The 30th anniversary of the nuclear disaster at Chernobyl is being commemorated in Ukraine. Even now, decades after the meltdown, the impact of the explosion at reactor 4 of the Soviet power plant is still being debated. Indeed, efforts to contain and secure the stricken plant are ongoing.

A vast exclusion zone remains in place, 30km in radius. However, this is now a nature reserve, and reports indicate that wildlife is returning to the area.

But despite this surge in wildlife, the area remains contaminated and a huge quantity of radioactive material remains in the destroyed reactor. Questions over safety inevitably still exist, but how significant are the risks?

Radiation levels

A power surge caused a huge explosion at the nuclear plant in Chernobyl, causing the roof of reactor 4 to be blown off in the early hours of 26 April, 1986. Large quantities of radiation were released into the surrounding area, and indeed over much of Europe.

 Radioactivity in Europe following Chernobyl.
Image: Daily Telegraph

The radioactive cloud forced tens of thousands of people from their homes, and a 30km exclusion zone around the reactor remains in place.

Following the disaster, the Soviet authorities rushed to build a concrete sarcophagus over the reactor. However, the structure was only intended to last for 30 years, and so as it deteriorates, the need to replace it becomes increasingly urgent.

According to the BBC, some 97% of the reactor’s radioactive material remains inside. The risk of further radioactive material being released into the environment is therefore very real, and the authorities have reacted to contain, and ultimately, deconstruct the reactor and its core.

The largest moveable object on Earth

The solution? The largest moveable, land-based structure ever built – according to the organisation behind the project, the European Bank for Reconstruction and Development (EBRD).

The New Safe Confinement (NSC) has been under construction since 2010, and is set to be completed by 2017. The challenges posed by building such an enormous structure, so close to such a dangerous and contaminated site, are understandably considerable.
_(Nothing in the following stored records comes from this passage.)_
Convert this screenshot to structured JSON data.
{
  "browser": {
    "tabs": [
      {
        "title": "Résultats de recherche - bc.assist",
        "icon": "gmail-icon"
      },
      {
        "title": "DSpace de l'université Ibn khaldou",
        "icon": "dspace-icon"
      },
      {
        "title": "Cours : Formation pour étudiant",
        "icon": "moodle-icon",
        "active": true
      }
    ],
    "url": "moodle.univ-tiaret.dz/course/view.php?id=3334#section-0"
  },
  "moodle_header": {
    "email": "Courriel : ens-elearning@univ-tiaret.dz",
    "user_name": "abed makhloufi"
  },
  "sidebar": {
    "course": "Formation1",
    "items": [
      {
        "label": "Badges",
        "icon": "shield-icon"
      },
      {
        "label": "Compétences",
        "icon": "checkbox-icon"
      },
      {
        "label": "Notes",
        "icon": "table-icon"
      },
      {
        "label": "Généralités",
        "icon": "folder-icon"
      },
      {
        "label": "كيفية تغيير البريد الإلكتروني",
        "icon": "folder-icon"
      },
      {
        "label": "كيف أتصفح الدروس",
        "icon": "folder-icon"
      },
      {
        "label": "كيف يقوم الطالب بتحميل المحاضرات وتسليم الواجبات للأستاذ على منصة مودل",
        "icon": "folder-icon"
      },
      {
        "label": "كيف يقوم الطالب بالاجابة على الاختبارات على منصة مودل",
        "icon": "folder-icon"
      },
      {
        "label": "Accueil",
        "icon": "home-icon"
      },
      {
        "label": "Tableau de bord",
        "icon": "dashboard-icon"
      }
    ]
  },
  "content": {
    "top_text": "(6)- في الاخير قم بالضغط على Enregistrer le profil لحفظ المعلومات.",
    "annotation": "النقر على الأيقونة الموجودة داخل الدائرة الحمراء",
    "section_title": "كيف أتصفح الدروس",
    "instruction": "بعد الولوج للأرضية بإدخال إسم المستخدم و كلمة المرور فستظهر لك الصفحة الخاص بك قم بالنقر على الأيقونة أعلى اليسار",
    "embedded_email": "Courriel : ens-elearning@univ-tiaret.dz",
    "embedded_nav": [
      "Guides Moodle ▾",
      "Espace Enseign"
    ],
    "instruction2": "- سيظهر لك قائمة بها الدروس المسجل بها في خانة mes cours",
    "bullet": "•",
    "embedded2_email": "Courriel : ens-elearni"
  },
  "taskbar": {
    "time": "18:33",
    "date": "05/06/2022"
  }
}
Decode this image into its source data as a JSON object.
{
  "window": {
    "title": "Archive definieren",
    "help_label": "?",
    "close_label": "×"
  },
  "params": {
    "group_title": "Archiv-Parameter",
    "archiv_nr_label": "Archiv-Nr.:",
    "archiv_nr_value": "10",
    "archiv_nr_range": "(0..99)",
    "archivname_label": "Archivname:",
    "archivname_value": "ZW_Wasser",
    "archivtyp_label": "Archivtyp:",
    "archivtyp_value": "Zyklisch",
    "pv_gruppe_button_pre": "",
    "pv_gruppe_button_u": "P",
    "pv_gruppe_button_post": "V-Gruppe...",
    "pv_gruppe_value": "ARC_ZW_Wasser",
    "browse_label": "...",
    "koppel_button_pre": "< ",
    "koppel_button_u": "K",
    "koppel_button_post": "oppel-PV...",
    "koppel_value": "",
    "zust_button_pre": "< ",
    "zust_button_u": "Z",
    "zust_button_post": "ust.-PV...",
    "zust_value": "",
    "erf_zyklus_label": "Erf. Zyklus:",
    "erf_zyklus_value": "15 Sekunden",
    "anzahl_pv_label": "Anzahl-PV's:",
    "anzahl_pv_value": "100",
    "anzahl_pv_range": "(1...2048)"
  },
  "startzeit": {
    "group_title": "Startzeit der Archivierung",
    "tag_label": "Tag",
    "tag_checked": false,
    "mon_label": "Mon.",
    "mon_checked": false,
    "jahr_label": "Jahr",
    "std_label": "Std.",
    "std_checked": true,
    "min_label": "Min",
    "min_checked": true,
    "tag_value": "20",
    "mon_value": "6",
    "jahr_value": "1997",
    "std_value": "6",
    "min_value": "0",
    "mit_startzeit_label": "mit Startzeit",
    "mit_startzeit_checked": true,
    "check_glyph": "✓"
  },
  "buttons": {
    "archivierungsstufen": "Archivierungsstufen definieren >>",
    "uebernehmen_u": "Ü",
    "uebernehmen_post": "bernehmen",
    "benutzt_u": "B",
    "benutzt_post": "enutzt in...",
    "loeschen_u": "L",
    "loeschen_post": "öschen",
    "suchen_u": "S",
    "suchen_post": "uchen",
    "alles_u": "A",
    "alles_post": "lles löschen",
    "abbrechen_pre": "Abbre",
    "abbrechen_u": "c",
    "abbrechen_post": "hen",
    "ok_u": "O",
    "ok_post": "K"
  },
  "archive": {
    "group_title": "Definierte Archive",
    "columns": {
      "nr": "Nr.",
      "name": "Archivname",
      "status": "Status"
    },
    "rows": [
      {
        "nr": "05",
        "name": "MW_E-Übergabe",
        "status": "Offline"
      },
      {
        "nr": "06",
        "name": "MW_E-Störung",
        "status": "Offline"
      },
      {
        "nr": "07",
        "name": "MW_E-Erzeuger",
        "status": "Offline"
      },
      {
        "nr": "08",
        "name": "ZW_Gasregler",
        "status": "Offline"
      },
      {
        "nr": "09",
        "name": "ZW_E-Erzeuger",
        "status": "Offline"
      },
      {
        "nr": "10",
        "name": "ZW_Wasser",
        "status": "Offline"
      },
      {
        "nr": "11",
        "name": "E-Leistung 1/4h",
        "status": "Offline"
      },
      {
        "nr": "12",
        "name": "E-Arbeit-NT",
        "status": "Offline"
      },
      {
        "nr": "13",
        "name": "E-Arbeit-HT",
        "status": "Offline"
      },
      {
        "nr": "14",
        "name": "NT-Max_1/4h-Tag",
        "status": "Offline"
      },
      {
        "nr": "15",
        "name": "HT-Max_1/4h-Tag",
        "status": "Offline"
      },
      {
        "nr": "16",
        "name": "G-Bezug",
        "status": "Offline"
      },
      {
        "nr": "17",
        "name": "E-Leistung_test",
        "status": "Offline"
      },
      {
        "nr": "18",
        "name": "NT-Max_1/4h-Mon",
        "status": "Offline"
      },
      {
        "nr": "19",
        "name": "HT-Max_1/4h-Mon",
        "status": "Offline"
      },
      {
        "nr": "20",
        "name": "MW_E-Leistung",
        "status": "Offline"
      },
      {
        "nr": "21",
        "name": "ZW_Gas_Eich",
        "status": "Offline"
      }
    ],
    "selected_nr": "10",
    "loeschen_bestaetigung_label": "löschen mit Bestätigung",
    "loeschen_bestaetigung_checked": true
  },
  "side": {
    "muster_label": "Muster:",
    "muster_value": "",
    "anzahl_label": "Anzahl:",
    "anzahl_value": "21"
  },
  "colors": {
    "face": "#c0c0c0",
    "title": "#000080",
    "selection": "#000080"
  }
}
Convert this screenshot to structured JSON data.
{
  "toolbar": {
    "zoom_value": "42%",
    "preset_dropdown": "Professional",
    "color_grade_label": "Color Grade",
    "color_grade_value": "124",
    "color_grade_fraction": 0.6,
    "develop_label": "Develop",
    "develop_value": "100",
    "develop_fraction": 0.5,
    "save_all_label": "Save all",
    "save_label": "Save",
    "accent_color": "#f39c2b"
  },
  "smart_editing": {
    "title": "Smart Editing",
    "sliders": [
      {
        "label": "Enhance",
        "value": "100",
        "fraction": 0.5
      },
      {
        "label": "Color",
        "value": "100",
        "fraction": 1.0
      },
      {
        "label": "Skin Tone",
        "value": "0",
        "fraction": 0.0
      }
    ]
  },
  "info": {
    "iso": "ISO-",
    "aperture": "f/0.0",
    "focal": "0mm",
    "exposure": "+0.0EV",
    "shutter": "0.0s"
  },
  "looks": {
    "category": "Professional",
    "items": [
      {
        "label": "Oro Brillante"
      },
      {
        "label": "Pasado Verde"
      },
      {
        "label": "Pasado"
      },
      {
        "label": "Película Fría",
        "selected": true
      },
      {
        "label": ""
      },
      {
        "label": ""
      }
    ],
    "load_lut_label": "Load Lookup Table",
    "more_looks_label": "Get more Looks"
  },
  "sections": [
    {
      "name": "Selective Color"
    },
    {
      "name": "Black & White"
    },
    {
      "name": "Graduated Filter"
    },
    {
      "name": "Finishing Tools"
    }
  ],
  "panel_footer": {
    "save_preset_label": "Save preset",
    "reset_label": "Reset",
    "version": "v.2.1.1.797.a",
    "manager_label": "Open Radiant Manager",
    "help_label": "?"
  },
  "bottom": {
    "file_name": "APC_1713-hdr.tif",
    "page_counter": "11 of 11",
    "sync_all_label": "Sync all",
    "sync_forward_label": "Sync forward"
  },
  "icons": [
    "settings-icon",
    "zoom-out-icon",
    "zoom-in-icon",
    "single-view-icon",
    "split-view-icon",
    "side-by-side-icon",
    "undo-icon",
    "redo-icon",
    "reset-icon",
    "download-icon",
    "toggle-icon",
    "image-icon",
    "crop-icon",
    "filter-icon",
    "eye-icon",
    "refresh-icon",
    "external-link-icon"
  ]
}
The arch-like building is being constructed next to the reactor, and will be moved into place once complete, in a manoeuvre expected to take several days.

Capable of withstanding a tornado, equipped with a ventilation system to prevent corrosion, the structure is expected to last at least 100 years. More importantly, the dome will allow work to begin on dismantling the reactor, and removing the radioactive material.

As this drone footage from the site shows, the scale of the project is vast. The completed structure will weigh more than 30,000 tons and be tall enough to cover St Paul’s cathedral.

The sheer quantity of radioactive material released into the environment, and remaining in the reactor, make Chernobyl a highly dangerous environment. However, the NSC is hoping to make the destroyed reactor safe long into the future.